General Motors Europe (GME) is launching a new, maintenance-free diesel particulate filter (DPF) system for its Vauxhall and Opel-branded cars, which needs no additives and is claimed to avoid other disadvantages of conventional systems.
Performance, fuel consumption and CO2 emissions remain at levels similar to operation without a filter thanks to an intelligent regeneration strategy.
The after-treatment system, including a pre-catalyst close to the engine and an oxidation catalyst, is designed to reduce all exhaust emissions, especially hydrocarbons (HC) and carbon monoxide (CO).
The DPF-system makes its production debut early next year on GME’s Vectra and [Vectra derivative] Signum lines with the new 1.9-litre CDTi Ecotec engine, which will be unveiled at the Frankfurt motor show in September.
The new diesel particulate filter consists of a honeycomb-like, ceramic core made of silicon carbide, perforated by microscopic channels.
Exhaust gases pass through the channel walls, on which the particulates collect and these must be burned off regularly, to prevent the filter from exceeding back-pressure limits.
But instead of using additives in the fuel for the regeneration process, GME has chosen to apply a precious metal coating to the filter substrata and inject additional quantities of fuel, to raise the exhaust temperature to the necessary 600 degrees Celsius.

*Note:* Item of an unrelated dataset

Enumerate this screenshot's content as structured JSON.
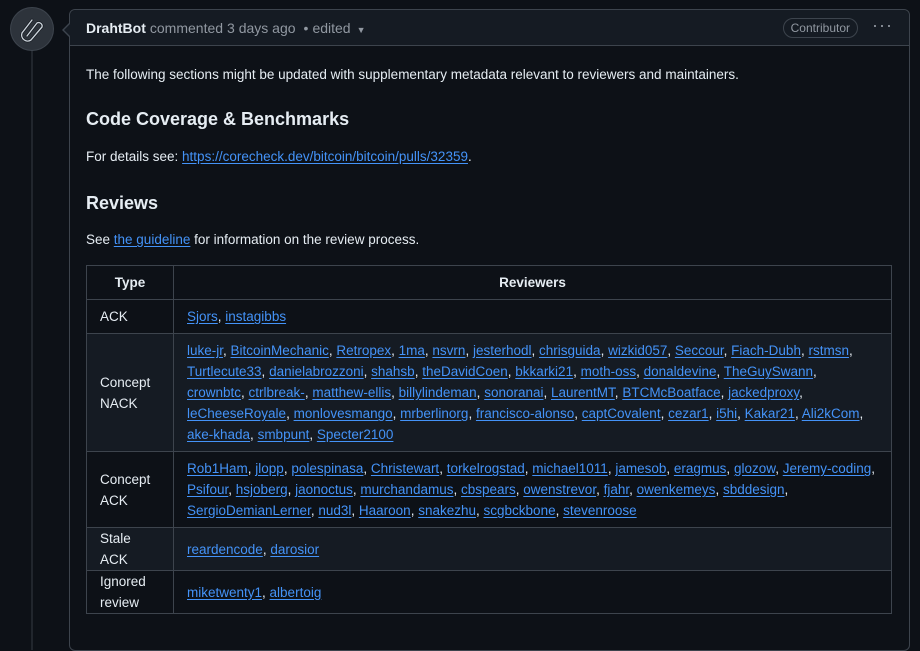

This requires an injection system with flexibility under all engine-load conditions, since the system must operate not only under full-load, but also when the car is driven on short journeys.
To meet these demands, GME will use the latest common rail direct-injection system that allows constant and precise control of the fuel-injection process (e.g. amount, pressure).
Another advantage of the system is that regeneration occurs at irregular intervals, according to the way the car is driven.
For instance, the combustion of the filtered particulates, and thus the additional injection of fuel, only takes place when the build-up of particulates has caused sufficient back pressure in the filter. Unnoticed by the driver, the process is controlled via pressure and temperature sensors in the DPF-unit.
Located between the pre-catalyst near the engine and the particulate filter is an oxidation catalytic converter under the floor, which reduces the HC and CO emissions with the help of the oxygen in the diesel emissions.
Oxides of nitrogen (NOx) emissions are also lowered to meet the Euro 4 standard which is due to come into force in 2006.